GIVEN DATA
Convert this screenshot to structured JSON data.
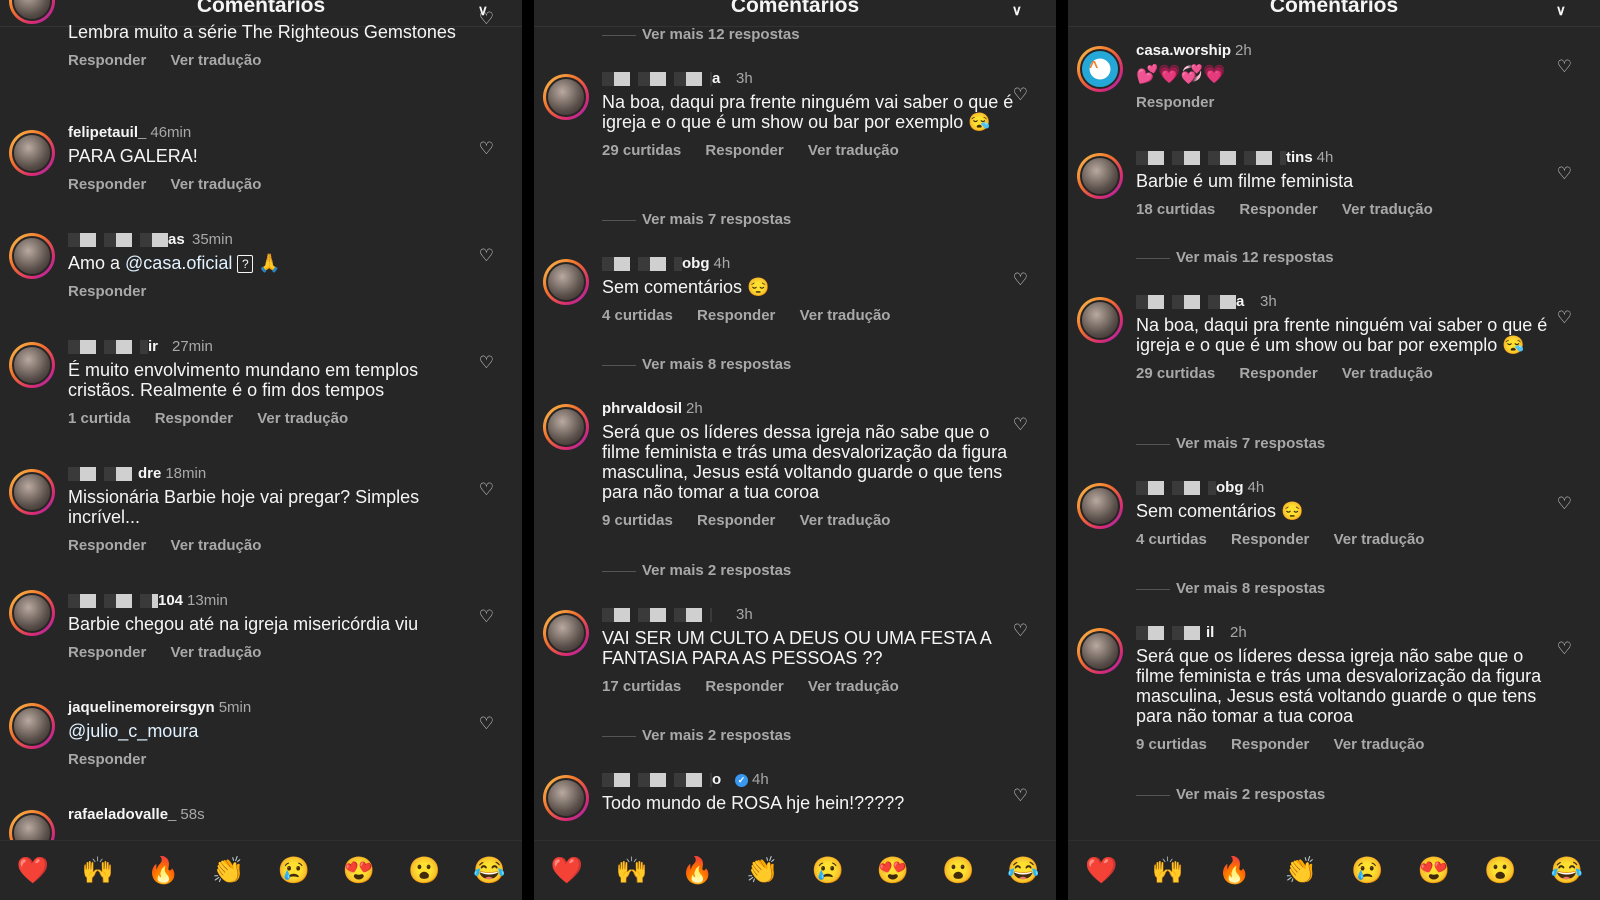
{
  "header": {
    "title": "Comentários"
  },
  "emoji_bar": [
    "❤️",
    "🙌",
    "🔥",
    "👏",
    "😢",
    "😍",
    "😮",
    "😂"
  ],
  "panels": [
    {
      "comments": [
        {
          "user": "",
          "time": "",
          "text": "Lembra muito a série The Righteous Gemstones",
          "likes": "",
          "reply": "Responder",
          "translate": "Ver tradução"
        },
        {
          "user": "felipetauil_",
          "time": "46min",
          "text": "PARA GALERA!",
          "likes": "",
          "reply": "Responder",
          "translate": "Ver tradução"
        },
        {
          "user": "as",
          "time": "35min",
          "text_before": "Amo a ",
          "mention": "@casa.oficial",
          "text_after": " 🙏",
          "qbox": "?",
          "likes": "",
          "reply": "Responder",
          "translate": ""
        },
        {
          "user": "ir",
          "time": "27min",
          "text": "É muito envolvimento mundano em templos cristãos.  Realmente é o fim dos tempos",
          "likes": "1 curtida",
          "reply": "Responder",
          "translate": "Ver tradução"
        },
        {
          "user": "dre",
          "time": "18min",
          "text": "Missionária Barbie hoje vai pregar? Simples incrível...",
          "likes": "",
          "reply": "Responder",
          "translate": "Ver tradução"
        },
        {
          "user": "104",
          "time": "13min",
          "text": "Barbie chegou até na igreja misericórdia viu",
          "likes": "",
          "reply": "Responder",
          "translate": "Ver tradução"
        },
        {
          "user": "jaquelinemoreirsgyn",
          "time": "5min",
          "mention": "@julio_c_moura",
          "likes": "",
          "reply": "Responder",
          "translate": ""
        },
        {
          "user": "rafaeladovalle_",
          "time": "58s"
        }
      ]
    },
    {
      "more_top": "Ver mais 12 respostas",
      "comments": [
        {
          "user": "a",
          "time": "3h",
          "text": "Na boa, daqui pra frente ninguém vai saber o que é igreja e o que é um show ou bar por exemplo 😪",
          "likes": "29 curtidas",
          "reply": "Responder",
          "translate": "Ver tradução",
          "more": "Ver mais 7 respostas"
        },
        {
          "user": "obg",
          "time": "4h",
          "text": "Sem comentários 😔",
          "likes": "4 curtidas",
          "reply": "Responder",
          "translate": "Ver tradução",
          "more": "Ver mais 8 respostas"
        },
        {
          "user": "phrvaldosil",
          "time": "2h",
          "text": "Será que os líderes dessa igreja não sabe que o filme feminista e trás uma desvalorização da figura masculina, Jesus está voltando guarde o que tens para não tomar a tua coroa",
          "likes": "9 curtidas",
          "reply": "Responder",
          "translate": "Ver tradução",
          "more": "Ver mais 2 respostas"
        },
        {
          "user": "",
          "time": "3h",
          "text": "VAI SER UM CULTO A DEUS OU UMA FESTA A FANTASIA PARA AS PESSOAS ??",
          "likes": "17 curtidas",
          "reply": "Responder",
          "translate": "Ver tradução",
          "more": "Ver mais 2 respostas"
        },
        {
          "user": "o",
          "time": "4h",
          "text": "Todo mundo de ROSA hje hein!?????"
        }
      ]
    },
    {
      "comments": [
        {
          "user": "casa.worship",
          "time": "2h",
          "text": "💕💗💞💗",
          "likes": "",
          "reply": "Responder",
          "translate": ""
        },
        {
          "user": "tins",
          "time": "4h",
          "text": "Barbie é um filme feminista",
          "likes": "18 curtidas",
          "reply": "Responder",
          "translate": "Ver tradução",
          "more": "Ver mais 12 respostas"
        },
        {
          "user": "a",
          "time": "3h",
          "text": "Na boa, daqui pra frente ninguém vai saber o que é igreja e o que é um show ou bar por exemplo 😪",
          "likes": "29 curtidas",
          "reply": "Responder",
          "translate": "Ver tradução",
          "more": "Ver mais 7 respostas"
        },
        {
          "user": "obg",
          "time": "4h",
          "text": "Sem comentários 😔",
          "likes": "4 curtidas",
          "reply": "Responder",
          "translate": "Ver tradução",
          "more": "Ver mais 8 respostas"
        },
        {
          "user": "il",
          "time": "2h",
          "text": "Será que os líderes dessa igreja não sabe que o filme feminista e trás uma desvalorização da figura masculina, Jesus está voltando guarde o que tens para não tomar a tua coroa",
          "likes": "9 curtidas",
          "reply": "Responder",
          "translate": "Ver tradução",
          "more": "Ver mais 2 respostas"
        }
      ]
    }
  ]
}
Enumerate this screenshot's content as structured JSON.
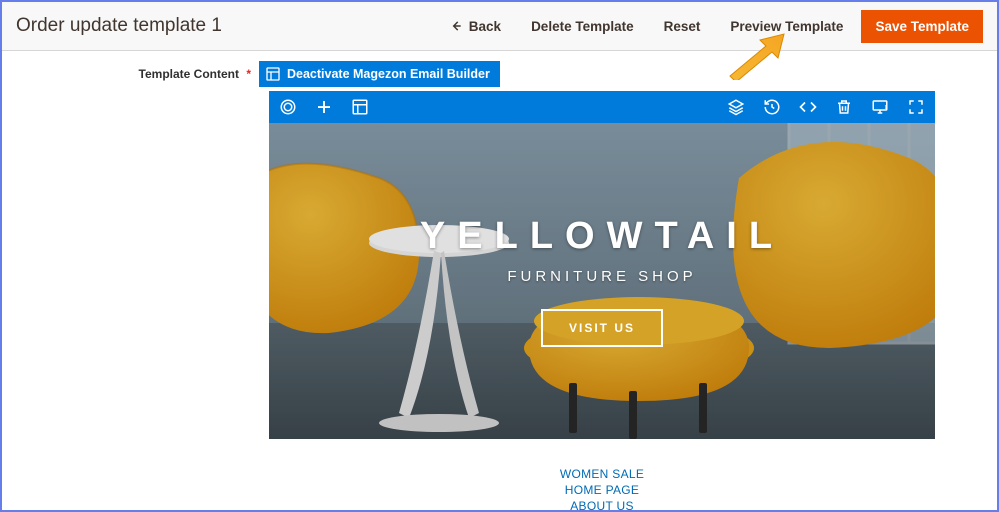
{
  "header": {
    "title": "Order update template 1",
    "back_label": "Back",
    "delete_label": "Delete Template",
    "reset_label": "Reset",
    "preview_label": "Preview Template",
    "save_label": "Save Template"
  },
  "field": {
    "label": "Template Content",
    "deactivate_label": "Deactivate Magezon Email Builder"
  },
  "hero": {
    "title": "YELLOWTAIL",
    "subtitle": "FURNITURE SHOP",
    "cta": "VISIT US"
  },
  "links": {
    "a": "WOMEN SALE",
    "b": "HOME PAGE",
    "c": "ABOUT US"
  },
  "icons": {
    "logo": "logo-circle",
    "add": "plus",
    "layout": "layout",
    "layers": "layers",
    "history": "history",
    "code": "code",
    "trash": "trash",
    "desktop": "desktop",
    "fullscreen": "fullscreen"
  }
}
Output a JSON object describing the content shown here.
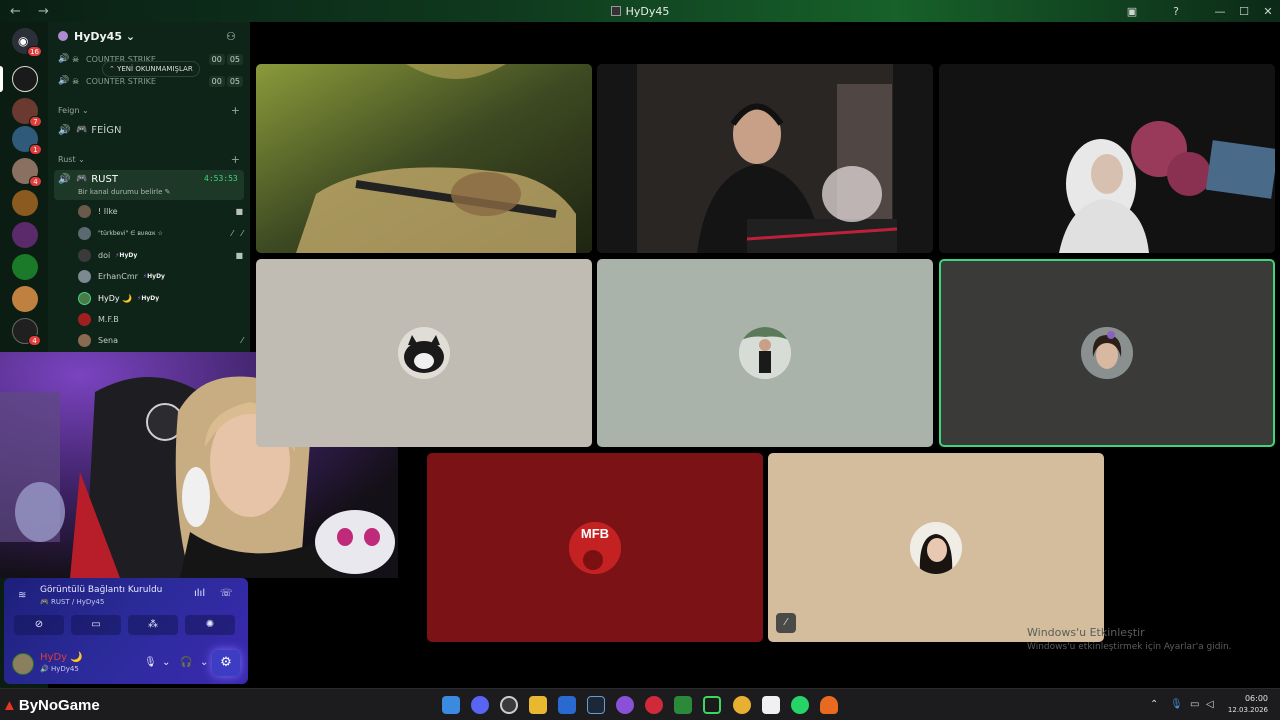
{
  "window": {
    "title": "HyDy45",
    "back_icon": "arrow-left-icon",
    "forward_icon": "arrow-right-icon",
    "inbox_icon": "inbox-icon",
    "help_icon": "help-icon"
  },
  "rail": {
    "home_badge": "16",
    "servers": [
      {
        "name": "server-hydy",
        "badge": ""
      },
      {
        "name": "server-2",
        "badge": "7"
      },
      {
        "name": "server-3",
        "badge": "1"
      },
      {
        "name": "server-4",
        "badge": "4"
      },
      {
        "name": "server-5",
        "badge": ""
      },
      {
        "name": "server-6",
        "badge": ""
      },
      {
        "name": "server-7",
        "badge": ""
      },
      {
        "name": "server-8",
        "badge": ""
      },
      {
        "name": "server-9",
        "badge": "4"
      }
    ]
  },
  "sidebar": {
    "server_name": "HyDy45",
    "channels_top": [
      {
        "label": "COUNTER STRIKE",
        "count_a": "00",
        "count_b": "05"
      },
      {
        "label": "COUNTER STRIKE",
        "count_a": "00",
        "count_b": "05"
      }
    ],
    "unread_label": "YENİ OKUNMAMIŞLAR",
    "categories": [
      {
        "label": "Feign",
        "channel": "FEİGN"
      },
      {
        "label": "Rust",
        "channel": "RUST"
      }
    ],
    "active_timer": "4:53:53",
    "status_prompt": "Bir kanal durumu belirle",
    "members": [
      {
        "name": "! Ilke",
        "tag": "",
        "color": "#6b5a4a"
      },
      {
        "name": "\"türkbevi\" ∈ вυяαк ☆",
        "tag": "",
        "color": "#5a6a70"
      },
      {
        "name": "doi",
        "tag": "HyDy",
        "color": "#3a3a3a"
      },
      {
        "name": "ErhanCmr",
        "tag": "HyDy",
        "color": "#7a8a90"
      },
      {
        "name": "HyDy 🌙",
        "tag": "HyDy",
        "color": "#4a7a4a"
      },
      {
        "name": "M.F.B",
        "tag": "",
        "color": "#a02020"
      },
      {
        "name": "Sena",
        "tag": "",
        "color": "#8a6a50"
      }
    ]
  },
  "voice_panel": {
    "status": "Görüntülü Bağlantı Kuruldu",
    "path": "RUST / HyDy45",
    "user_name": "HyDy 🌙",
    "user_sub": "HyDy45"
  },
  "tiles": [
    {
      "name": "tile-guitar",
      "bg": "#3a4020"
    },
    {
      "name": "tile-headset-man",
      "bg": "#1a1a1a"
    },
    {
      "name": "tile-white-hoodie",
      "bg": "#141414"
    },
    {
      "name": "tile-cat",
      "bg": "#c0bcb4"
    },
    {
      "name": "tile-suit",
      "bg": "#a9b3aa"
    },
    {
      "name": "tile-woman",
      "bg": "#3a3a38"
    },
    {
      "name": "tile-mfb",
      "bg": "#7a1216",
      "label": "MFB"
    },
    {
      "name": "tile-girl",
      "bg": "#d3bd9c"
    }
  ],
  "watermark": {
    "title": "Windows'u Etkinleştir",
    "sub": "Windows'u etkinleştirmek için Ayarlar'a gidin."
  },
  "taskbar": {
    "brand": "ByNoGame",
    "time": "06:00",
    "date": "12.03.2026"
  },
  "colors": {
    "accent_green": "#3ed67b",
    "voice_panel": "#2c2b9b",
    "mention_red": "#e23c3c"
  }
}
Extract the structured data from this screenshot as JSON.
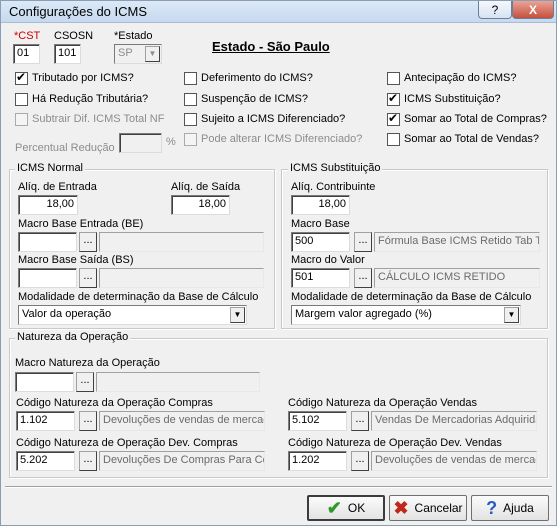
{
  "window": {
    "title": "Configurações do ICMS",
    "help_label": "?",
    "close_label": "X"
  },
  "top": {
    "cst_label": "*CST",
    "cst_value": "01",
    "csosn_label": "CSOSN",
    "csosn_value": "101",
    "estado_label": "*Estado",
    "estado_value": "SP",
    "heading": "Estado - São Paulo"
  },
  "checks": {
    "tributado": {
      "label": "Tributado por ICMS?",
      "checked": true
    },
    "reducao": {
      "label": "Há Redução Tributária?",
      "checked": false
    },
    "subtrair": {
      "label": "Subtrair Dif. ICMS Total NF",
      "checked": false
    },
    "percentual_label": "Percentual Redução",
    "percent_sign": "%",
    "diferimento": {
      "label": "Deferimento do ICMS?",
      "checked": false
    },
    "suspencao": {
      "label": "Suspenção de ICMS?",
      "checked": false
    },
    "sujeito": {
      "label": "Sujeito a ICMS Diferenciado?",
      "checked": false
    },
    "alterar": {
      "label": "Pode alterar ICMS Diferenciado?",
      "checked": false
    },
    "antecipacao": {
      "label": "Antecipação do ICMS?",
      "checked": false
    },
    "substituicao": {
      "label": "ICMS Substituição?",
      "checked": true
    },
    "somar_compras": {
      "label": "Somar ao Total de Compras?",
      "checked": true
    },
    "somar_vendas": {
      "label": "Somar ao Total de Vendas?",
      "checked": false
    }
  },
  "icms_normal": {
    "title": "ICMS Normal",
    "aliq_entrada_label": "Alíq. de Entrada",
    "aliq_entrada_value": "18,00",
    "aliq_saida_label": "Alíq. de Saída",
    "aliq_saida_value": "18,00",
    "macro_be_label": "Macro Base Entrada (BE)",
    "macro_bs_label": "Macro Base Saída (BS)",
    "modalidade_label": "Modalidade de determinação da Base de Cálculo",
    "modalidade_value": "Valor da operação"
  },
  "icms_st": {
    "title": "ICMS Substituição",
    "aliq_label": "Alíq. Contribuinte",
    "aliq_value": "18,00",
    "macro_base_label": "Macro Base",
    "macro_base_code": "500",
    "macro_base_desc": "Fórmula Base ICMS Retido Tab T",
    "macro_valor_label": "Macro do Valor",
    "macro_valor_code": "501",
    "macro_valor_desc": "CÁLCULO ICMS RETIDO",
    "modalidade_label": "Modalidade de determinação da Base de Cálculo",
    "modalidade_value": "Margem valor agregado (%)"
  },
  "natureza": {
    "title": "Natureza da Operação",
    "macro_label": "Macro Natureza da Operação",
    "compras_label": "Código Natureza da Operação Compras",
    "compras_code": "1.102",
    "compras_desc": "Devoluções de vendas de mercac",
    "vendas_label": "Código Natureza da Operação Vendas",
    "vendas_code": "5.102",
    "vendas_desc": "Vendas De Mercadorias Adquirida",
    "dev_compras_label": "Código Natureza de Operação Dev. Compras",
    "dev_compras_code": "5.202",
    "dev_compras_desc": "Devoluções De Compras Para Co",
    "dev_vendas_label": "Código Natureza de Operação Dev. Vendas",
    "dev_vendas_code": "1.202",
    "dev_vendas_desc": "Devoluções de vendas de mercac"
  },
  "buttons": {
    "ok": "OK",
    "cancelar": "Cancelar",
    "ajuda": "Ajuda",
    "dots": "..."
  },
  "colors": {
    "required": "#d00000",
    "ok_icon": "#2e9a2e",
    "cancel_icon": "#c0281a",
    "help_icon": "#2a5bc2"
  }
}
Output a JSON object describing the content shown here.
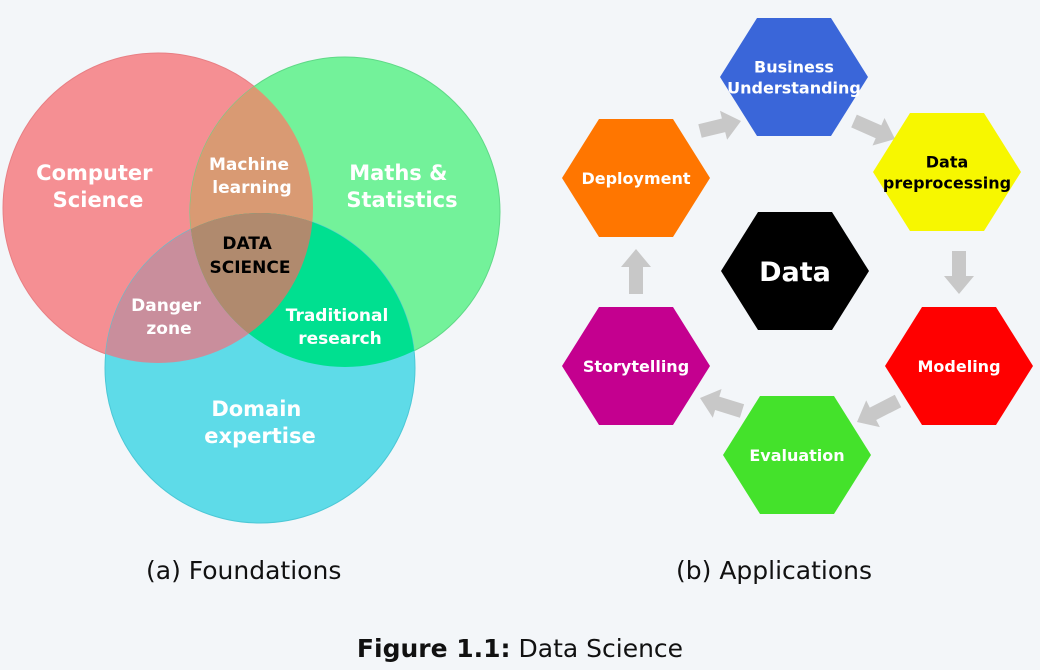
{
  "venn": {
    "regions": {
      "computer_science": [
        "Computer",
        "Science"
      ],
      "maths_statistics": [
        "Maths &",
        "Statistics"
      ],
      "domain_expertise": [
        "Domain",
        "expertise"
      ],
      "machine_learning": [
        "Machine",
        "learning"
      ],
      "danger_zone": [
        "Danger",
        "zone"
      ],
      "traditional_research": [
        "Traditional",
        "research"
      ],
      "data_science": [
        "DATA",
        "SCIENCE"
      ]
    },
    "colors": {
      "computer_science": "#f58f93",
      "maths_statistics": "#73f29a",
      "domain_expertise": "#5edbe8",
      "machine_learning": "#d99a73",
      "traditional_research": "#00e090",
      "danger_zone": "#c98e9c",
      "data_science": "#b08a6e"
    }
  },
  "cycle": {
    "center": {
      "label": "Data",
      "color": "#000000"
    },
    "steps": [
      {
        "label": [
          "Business",
          "Understanding"
        ],
        "color": "#3a66d9",
        "text_color": "#ffffff"
      },
      {
        "label": [
          "Data",
          "preprocessing"
        ],
        "color": "#f7f700",
        "text_color": "#000000"
      },
      {
        "label": [
          "Modeling"
        ],
        "color": "#ff0000",
        "text_color": "#ffffff"
      },
      {
        "label": [
          "Evaluation"
        ],
        "color": "#44e22b",
        "text_color": "#ffffff"
      },
      {
        "label": [
          "Storytelling"
        ],
        "color": "#c4008f",
        "text_color": "#ffffff"
      },
      {
        "label": [
          "Deployment"
        ],
        "color": "#ff7600",
        "text_color": "#ffffff"
      }
    ],
    "arrow_color": "#c8c8c8"
  },
  "captions": {
    "a": "(a) Foundations",
    "b": "(b) Applications",
    "figure_prefix": "Figure 1.1:",
    "figure_title": "Data Science"
  }
}
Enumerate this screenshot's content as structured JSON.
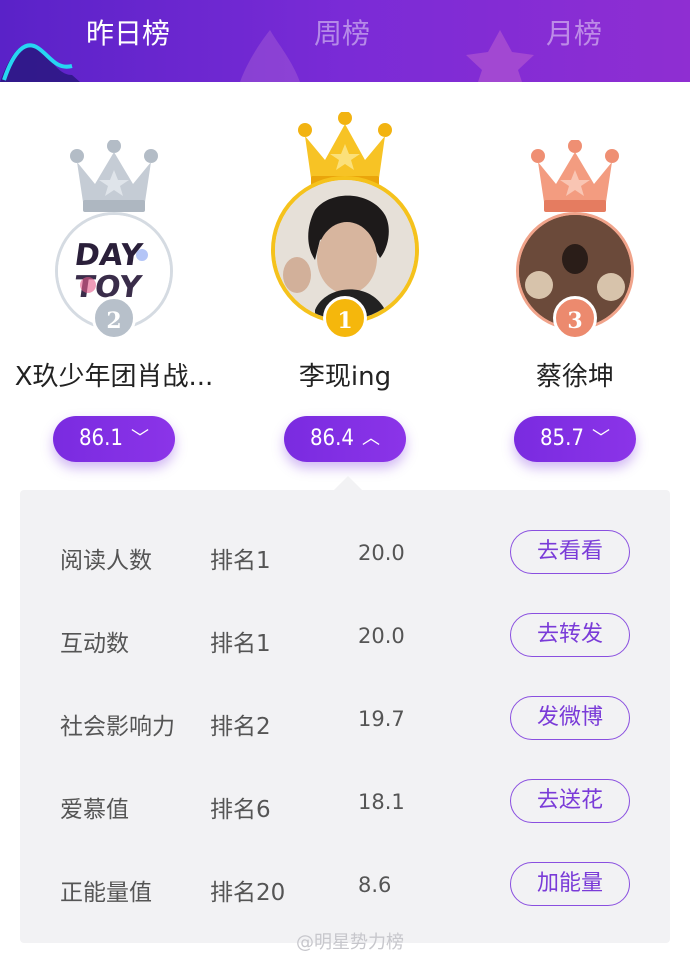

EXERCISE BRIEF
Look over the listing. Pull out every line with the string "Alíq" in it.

YOUR SOLUTION
    "aliq_entrada_label": "Alíq. de Entrada",
    "aliq_saida_label": "Alíq. de Saída",
    "aliq_label": "Alíq. Contribuinte",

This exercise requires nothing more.